Of the hundreds of albums I heard in 2008, none continues to haunt me like Liam Clancy's The Wheels of Life. And the paradox is that it's not a brilliant album per se: occasional murky production and saccharine arrangements plus superfluous guests* all conspire to detract from it. But transcending all my reservations, and making it an essential purchase, is the sheer quality of Liam Clancy's singing. In these days of Auto-tuned mediocrity, his voice is a precious instrument, full of the joys, fears and foibles of humanity; a golden gift that moves his listeners and causes us to look deep inside ourselves. And surely that is the aim of all artistic endeavour?
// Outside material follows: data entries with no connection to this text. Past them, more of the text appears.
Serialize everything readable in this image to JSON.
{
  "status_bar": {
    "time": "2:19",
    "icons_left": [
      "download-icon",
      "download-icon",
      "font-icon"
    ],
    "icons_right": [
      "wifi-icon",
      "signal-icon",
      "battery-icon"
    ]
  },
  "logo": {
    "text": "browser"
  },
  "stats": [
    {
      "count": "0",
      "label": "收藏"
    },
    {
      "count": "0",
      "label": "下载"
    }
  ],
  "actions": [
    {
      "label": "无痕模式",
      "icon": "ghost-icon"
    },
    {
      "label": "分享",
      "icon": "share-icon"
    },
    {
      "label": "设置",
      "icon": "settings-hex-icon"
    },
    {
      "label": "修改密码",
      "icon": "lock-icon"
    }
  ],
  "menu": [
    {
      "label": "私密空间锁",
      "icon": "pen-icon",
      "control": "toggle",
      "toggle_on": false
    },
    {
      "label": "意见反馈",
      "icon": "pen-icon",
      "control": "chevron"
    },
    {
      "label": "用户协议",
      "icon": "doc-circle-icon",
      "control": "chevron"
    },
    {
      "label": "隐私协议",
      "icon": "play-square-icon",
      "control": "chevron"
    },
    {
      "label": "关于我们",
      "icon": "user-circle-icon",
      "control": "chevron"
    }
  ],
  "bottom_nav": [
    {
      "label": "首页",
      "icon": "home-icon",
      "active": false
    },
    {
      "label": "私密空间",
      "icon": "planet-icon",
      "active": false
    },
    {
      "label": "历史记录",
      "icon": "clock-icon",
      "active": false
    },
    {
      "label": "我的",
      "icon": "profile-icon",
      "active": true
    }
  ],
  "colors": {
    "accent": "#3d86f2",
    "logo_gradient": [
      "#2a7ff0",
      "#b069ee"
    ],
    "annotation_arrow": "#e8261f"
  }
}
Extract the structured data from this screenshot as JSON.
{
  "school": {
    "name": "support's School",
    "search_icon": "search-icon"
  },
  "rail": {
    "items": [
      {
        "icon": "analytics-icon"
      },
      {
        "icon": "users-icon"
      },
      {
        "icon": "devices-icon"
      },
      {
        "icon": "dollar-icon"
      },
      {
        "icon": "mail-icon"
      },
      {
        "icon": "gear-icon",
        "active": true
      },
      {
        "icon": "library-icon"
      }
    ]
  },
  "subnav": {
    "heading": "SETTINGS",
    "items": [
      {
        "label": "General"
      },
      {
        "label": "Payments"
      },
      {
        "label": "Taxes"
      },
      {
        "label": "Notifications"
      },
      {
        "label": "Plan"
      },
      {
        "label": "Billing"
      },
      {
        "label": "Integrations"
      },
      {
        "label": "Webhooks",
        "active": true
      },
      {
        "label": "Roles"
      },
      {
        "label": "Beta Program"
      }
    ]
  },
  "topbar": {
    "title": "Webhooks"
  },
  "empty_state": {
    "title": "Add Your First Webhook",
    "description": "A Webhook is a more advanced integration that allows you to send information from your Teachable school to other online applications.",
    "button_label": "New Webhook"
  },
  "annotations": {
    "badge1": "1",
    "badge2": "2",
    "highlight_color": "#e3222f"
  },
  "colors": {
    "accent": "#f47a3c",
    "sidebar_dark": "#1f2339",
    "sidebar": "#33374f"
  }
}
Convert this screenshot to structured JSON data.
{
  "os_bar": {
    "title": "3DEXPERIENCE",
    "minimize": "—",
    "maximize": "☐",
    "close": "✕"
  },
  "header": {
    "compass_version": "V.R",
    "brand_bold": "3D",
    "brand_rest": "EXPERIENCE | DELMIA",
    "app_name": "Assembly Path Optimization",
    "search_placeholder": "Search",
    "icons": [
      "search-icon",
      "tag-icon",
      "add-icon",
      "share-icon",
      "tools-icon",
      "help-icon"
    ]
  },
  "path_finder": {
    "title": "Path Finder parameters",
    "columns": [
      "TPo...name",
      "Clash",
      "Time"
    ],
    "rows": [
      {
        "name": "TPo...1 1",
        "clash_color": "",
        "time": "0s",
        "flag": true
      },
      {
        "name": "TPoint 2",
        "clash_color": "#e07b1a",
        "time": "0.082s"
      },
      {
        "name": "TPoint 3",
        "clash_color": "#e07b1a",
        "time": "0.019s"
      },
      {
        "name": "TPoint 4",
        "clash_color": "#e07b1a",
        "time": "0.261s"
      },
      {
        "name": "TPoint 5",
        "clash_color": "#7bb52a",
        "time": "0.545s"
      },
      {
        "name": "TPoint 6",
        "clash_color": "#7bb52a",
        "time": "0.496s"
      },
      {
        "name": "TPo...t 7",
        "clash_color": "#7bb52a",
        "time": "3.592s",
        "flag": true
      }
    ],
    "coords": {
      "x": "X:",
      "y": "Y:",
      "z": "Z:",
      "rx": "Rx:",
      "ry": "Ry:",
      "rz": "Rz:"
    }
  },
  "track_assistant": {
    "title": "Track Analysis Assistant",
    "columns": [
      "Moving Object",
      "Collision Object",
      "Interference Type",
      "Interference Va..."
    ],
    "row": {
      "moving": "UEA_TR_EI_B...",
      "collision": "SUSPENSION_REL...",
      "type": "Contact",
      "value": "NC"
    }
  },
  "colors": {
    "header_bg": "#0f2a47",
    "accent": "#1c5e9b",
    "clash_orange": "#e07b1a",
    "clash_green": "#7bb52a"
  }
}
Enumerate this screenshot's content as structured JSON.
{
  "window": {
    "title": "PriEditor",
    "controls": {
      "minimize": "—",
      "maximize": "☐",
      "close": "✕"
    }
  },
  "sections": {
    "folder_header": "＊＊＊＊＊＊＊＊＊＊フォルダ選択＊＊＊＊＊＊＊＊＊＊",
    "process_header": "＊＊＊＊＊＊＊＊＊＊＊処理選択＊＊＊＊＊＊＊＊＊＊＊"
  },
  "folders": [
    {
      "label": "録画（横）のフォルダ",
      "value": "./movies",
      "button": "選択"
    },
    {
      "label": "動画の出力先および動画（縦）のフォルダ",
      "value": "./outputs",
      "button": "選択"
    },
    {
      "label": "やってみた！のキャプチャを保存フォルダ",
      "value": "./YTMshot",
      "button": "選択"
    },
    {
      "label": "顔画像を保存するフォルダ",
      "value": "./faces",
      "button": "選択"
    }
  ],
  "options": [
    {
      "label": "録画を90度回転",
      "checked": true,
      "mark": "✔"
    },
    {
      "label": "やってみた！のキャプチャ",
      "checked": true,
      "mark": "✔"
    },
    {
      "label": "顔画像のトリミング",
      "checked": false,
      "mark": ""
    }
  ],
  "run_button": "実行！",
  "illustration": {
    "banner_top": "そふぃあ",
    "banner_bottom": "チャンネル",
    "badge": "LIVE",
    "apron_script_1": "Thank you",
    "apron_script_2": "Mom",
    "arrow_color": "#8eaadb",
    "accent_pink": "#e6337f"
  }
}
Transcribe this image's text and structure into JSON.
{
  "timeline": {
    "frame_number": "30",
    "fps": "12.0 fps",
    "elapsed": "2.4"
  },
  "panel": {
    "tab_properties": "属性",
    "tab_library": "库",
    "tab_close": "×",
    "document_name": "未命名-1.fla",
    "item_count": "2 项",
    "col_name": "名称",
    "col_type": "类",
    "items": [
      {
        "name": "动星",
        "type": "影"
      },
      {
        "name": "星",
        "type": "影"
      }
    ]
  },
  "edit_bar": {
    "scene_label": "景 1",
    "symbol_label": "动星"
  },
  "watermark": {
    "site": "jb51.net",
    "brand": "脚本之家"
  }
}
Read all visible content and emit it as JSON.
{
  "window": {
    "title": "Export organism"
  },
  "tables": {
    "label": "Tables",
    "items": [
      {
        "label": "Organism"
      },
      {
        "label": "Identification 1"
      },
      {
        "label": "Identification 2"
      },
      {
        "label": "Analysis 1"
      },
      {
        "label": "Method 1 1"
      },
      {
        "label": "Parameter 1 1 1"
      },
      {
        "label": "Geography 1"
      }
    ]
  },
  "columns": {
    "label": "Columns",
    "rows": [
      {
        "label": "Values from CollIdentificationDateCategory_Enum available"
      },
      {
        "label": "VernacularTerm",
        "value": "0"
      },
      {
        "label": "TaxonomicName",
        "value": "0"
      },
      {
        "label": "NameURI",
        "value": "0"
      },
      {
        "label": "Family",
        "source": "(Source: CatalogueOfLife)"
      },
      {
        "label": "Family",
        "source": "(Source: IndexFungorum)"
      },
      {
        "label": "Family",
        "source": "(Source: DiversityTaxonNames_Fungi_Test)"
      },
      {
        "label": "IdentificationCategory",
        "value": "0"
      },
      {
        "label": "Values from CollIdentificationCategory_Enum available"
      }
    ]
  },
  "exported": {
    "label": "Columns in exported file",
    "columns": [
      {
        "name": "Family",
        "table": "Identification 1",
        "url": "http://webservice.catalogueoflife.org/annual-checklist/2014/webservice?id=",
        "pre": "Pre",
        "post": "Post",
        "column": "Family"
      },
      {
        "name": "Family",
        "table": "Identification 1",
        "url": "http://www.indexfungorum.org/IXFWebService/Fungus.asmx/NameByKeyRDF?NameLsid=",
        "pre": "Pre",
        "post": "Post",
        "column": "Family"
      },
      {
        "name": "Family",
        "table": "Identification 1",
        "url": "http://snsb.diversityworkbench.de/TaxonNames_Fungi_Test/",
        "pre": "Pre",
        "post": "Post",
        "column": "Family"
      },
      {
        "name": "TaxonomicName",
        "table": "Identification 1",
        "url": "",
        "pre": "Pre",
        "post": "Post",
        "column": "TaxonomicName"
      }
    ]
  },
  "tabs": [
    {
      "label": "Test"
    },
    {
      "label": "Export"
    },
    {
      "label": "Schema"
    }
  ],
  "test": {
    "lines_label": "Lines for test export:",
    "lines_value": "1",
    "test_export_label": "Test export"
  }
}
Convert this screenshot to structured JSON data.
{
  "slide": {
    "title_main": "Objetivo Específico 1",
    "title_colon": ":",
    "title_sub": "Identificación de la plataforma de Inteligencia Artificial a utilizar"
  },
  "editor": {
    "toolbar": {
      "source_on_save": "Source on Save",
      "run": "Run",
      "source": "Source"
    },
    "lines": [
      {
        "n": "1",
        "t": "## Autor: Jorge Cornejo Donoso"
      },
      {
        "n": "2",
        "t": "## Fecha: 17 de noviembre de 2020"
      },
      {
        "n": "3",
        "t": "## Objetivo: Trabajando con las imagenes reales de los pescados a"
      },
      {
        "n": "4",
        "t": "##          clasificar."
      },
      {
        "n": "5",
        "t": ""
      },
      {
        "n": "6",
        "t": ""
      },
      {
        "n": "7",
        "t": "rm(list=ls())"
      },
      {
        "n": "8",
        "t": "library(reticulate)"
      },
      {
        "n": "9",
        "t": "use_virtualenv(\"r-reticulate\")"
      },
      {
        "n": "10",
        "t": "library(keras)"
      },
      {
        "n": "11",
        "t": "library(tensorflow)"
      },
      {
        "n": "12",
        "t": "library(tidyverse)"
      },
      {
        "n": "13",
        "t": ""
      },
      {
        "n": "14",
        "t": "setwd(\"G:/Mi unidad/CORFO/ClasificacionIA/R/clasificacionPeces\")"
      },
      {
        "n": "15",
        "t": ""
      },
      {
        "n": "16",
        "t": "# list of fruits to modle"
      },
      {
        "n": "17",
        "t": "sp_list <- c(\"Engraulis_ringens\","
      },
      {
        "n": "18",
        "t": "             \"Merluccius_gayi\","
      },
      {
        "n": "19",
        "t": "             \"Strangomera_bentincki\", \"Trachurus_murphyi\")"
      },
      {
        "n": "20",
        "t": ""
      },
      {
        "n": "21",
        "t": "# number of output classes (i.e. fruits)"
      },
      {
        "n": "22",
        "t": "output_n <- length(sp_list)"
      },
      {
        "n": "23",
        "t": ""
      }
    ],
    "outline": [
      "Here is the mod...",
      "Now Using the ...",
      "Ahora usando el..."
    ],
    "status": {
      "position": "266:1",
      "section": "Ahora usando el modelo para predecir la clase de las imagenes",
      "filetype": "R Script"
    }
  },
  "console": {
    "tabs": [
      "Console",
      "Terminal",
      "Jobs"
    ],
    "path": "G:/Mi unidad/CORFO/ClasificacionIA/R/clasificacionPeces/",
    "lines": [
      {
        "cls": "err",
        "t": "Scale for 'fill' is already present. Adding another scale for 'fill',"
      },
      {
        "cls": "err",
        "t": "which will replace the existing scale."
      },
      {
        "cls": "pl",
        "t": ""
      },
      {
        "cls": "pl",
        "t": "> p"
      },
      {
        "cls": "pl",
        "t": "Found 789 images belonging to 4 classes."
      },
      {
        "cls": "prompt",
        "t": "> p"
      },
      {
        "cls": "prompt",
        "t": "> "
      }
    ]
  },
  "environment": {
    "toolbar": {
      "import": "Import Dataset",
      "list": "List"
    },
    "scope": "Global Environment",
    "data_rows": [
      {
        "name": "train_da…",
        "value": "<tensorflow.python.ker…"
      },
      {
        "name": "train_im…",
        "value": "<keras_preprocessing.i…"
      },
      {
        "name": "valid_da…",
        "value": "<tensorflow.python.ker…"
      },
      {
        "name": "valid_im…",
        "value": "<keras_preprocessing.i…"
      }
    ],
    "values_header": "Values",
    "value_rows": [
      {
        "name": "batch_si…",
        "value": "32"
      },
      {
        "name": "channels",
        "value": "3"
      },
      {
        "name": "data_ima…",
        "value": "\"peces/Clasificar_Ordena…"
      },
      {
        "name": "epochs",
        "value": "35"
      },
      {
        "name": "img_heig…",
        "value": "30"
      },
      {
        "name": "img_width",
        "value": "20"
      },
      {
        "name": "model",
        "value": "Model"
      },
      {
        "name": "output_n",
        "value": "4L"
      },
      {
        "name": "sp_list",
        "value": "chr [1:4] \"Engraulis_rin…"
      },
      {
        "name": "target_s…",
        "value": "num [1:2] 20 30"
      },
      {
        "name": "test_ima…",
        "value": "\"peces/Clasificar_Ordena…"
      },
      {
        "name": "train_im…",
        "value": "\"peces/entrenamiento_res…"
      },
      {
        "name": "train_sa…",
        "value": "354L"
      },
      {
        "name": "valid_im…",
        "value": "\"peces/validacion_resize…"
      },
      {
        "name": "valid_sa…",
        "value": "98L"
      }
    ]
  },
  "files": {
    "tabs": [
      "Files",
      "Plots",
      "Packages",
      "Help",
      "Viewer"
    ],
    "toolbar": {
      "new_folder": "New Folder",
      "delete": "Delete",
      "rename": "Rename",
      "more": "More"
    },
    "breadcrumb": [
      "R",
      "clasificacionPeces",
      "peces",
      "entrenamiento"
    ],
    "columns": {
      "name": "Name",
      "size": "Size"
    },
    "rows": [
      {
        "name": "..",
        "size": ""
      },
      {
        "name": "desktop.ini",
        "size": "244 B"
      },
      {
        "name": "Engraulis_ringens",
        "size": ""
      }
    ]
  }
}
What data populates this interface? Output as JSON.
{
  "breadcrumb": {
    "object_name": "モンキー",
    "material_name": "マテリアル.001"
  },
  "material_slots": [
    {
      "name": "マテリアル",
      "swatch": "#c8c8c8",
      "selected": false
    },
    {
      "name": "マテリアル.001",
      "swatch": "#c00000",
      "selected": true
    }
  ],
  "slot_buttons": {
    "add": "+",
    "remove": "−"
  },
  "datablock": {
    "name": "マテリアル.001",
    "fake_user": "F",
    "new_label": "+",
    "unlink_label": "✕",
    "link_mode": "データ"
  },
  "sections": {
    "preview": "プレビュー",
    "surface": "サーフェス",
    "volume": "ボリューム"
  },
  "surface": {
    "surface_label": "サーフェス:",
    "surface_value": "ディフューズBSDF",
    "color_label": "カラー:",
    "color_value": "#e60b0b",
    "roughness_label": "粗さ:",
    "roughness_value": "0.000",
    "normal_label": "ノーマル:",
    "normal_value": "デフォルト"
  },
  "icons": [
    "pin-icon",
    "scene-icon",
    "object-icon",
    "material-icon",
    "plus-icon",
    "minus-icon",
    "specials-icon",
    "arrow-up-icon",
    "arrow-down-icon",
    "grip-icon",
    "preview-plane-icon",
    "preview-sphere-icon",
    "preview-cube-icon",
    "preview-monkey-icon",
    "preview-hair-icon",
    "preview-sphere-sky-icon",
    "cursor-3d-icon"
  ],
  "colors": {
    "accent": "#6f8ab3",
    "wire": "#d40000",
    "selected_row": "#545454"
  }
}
I never thought anyone could surpass Kate and Anna McGarrigle's version of Talk To Me of Mendocino but, into a mere four minutes here, Clancy distills a vast universe of emotion. One moment his voice is full of regret, the next it is hushed with resignation; elsewhere it trembles with defiance in the face of mortality. The way he sings those lines about the Rockies will stay with you forever. Even better is his version of Shane McGowan's The Broad Majestic Shannon. Here, the addition of a single extra word transforms what is already a brilliant song into a magnificent elegy, a heartbreaking caoineadh for a great songwriter who has, temporarily I hope, sadly lost his way.

I could go on and on about the greatness of Liam Clancy's singing. Bob Dylan called him "the best ballad singer I ever heard in my life" and, on the evidence of this album, if he had left 'ballad' out of that sentence I don't think he'd have been guilty of gross exaggeration.

*(the one exception is Clancy's duet with Tom Paxton on The Last Thing On Mind - a performance guaranteed to make old folkies quiver with nostalgia and wonder where the time has gone.

Thursday, January 01, 2009

The Mind of a Grocer's Assistant #4

The best books I read in 2008. In no particular order...

Julius Winsome. Gerard Donovan
A Wounded Thing Must Hide. Jeremy Poolman
Skin. Jeremy Poolman
Things the Grandchildren Should Know. Mark Oliver Everett
The Road. Cormac McCarthy
Heads. Gerry Anderson
The Boy in the Striped Pyjamas. John Boyne
Travels in the Scriptorium. Paul Auster
The Gathering. Anne Enright
Two Caravans. Marina Lewycka,
On Chesil Beach. Ian McEwan
The Humours of Planxty. Leagues O'Toole
To Major Tom. Dave Thompson
Bowie, Bolan & The Brooklyn Boy. Tony Visconti

And the worst...

A Spot of Bother. Mark Haddon
His Illegal Self. Peter Carey
The First Verse. Barry McCrea
The Reluctant Fundamentalist. Moshin Hamid
All Summer. Claire Kilroy
Confessions of a Fallen Angel. Ronan O'Brien
My Kind of America. Jeremy Poolman
Terrorist. John Updike
The Fall of Light. Niall Williams.